For the alliance parties Podemos Andalucía and IU Andalucía this step came as no surprise. However, they are less enthusiastic about it: IU coordinator Toni Valero now stressed that the unity of the left forces is an absolute necessity. “Adelante Andalucía does not exist without IU Andalucía and Podemos Andalucía”.
Therefore, the alliance parties are issuing an ultimatum to Rodríguez: either she will have Adelante Andalucía removed from the electoral register or legal action will be taken, as Daniel Cela of eldiario.es claims to have learned from IU Andalucía circles.1 Cela, Daniel: IU da un ultimátum a Teresa Rodríguez: o retira Adelante Andalucía del registro de partidos o da por rota la confluencia. Elidiaro.es, 26.06.2020
Two steps forward, three steps back
The background is that Rodríguez wants to run with the new party in the alliance in the next elections. IU Andalucía in particular feels that it has been deceived by the anti-capitalist strategy. After Rodríguez’s break with Podemos in February, it had brought a possible party formation into play. Even then the IU was already saying that the registered name “Adelante Andalucía” could not be used at will.2Luci, Lourdes: Teresa Rodríguez aspira a crear un partido andalucista a la izquierda del PSOE y abre una brecha con IU. El País, 13.02.2020

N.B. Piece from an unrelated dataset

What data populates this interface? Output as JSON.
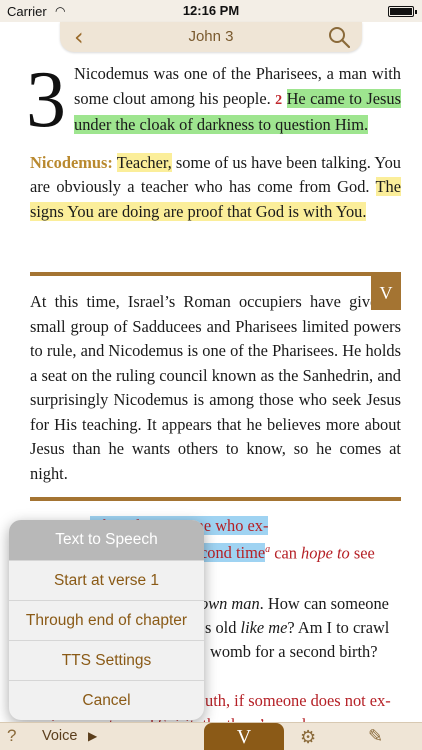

Teresa Rodríguez’s spokeswoman, Esperanza Fernández, explains on Twitter that in recent weeks trials have taken place within Adelante Andalucía and the majority within the group is said to have agreed to the creation of the party “Anticapitalistas Andalucía”.
IU, on the other hand, accuses the Anticapitalistas of having used their influence within the alliance. Fernández only briefly comments on this accusation: “If there is no consensus, the majority decides. In fact, the process has always been generous to minorities without forcing majorities.”
Last stop: fundamental opposition?
The greatest tension on both sides, however, is a political one, which is now unloading itself in the formation of the party: The anti-capitalist wing around Rodríguez left Podemos because of “political differences”, including the current participation in the government. As Anticapitalistas, they have no plans to enter into a government with the PSOE in Andalusia either.
Meanwhile, the IU and Podemos are following a line that is also valid at national level: they are open to a coalition with the PSOE. And this contradicts the very reason Adelante Andalucía was founded, the Anticapitalists argue: to be a leftist and alternative counterpart to the right-wing Andalusian social democrats around Susana Díaz.